**What you should do**
Among these records, which lines include "preview"? Copy them out.

══════════

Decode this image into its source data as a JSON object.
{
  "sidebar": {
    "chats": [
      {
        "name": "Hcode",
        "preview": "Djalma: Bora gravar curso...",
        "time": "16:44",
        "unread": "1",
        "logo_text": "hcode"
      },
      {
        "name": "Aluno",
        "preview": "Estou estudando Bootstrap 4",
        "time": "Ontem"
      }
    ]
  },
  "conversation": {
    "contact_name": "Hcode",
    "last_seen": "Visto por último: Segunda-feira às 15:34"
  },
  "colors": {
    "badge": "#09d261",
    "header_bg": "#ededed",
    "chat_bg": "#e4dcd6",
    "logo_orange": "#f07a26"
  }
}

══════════

**Response below**
        "preview": "Djalma: Bora gravar curso...",
        "preview": "Estou estudando Bootstrap 4",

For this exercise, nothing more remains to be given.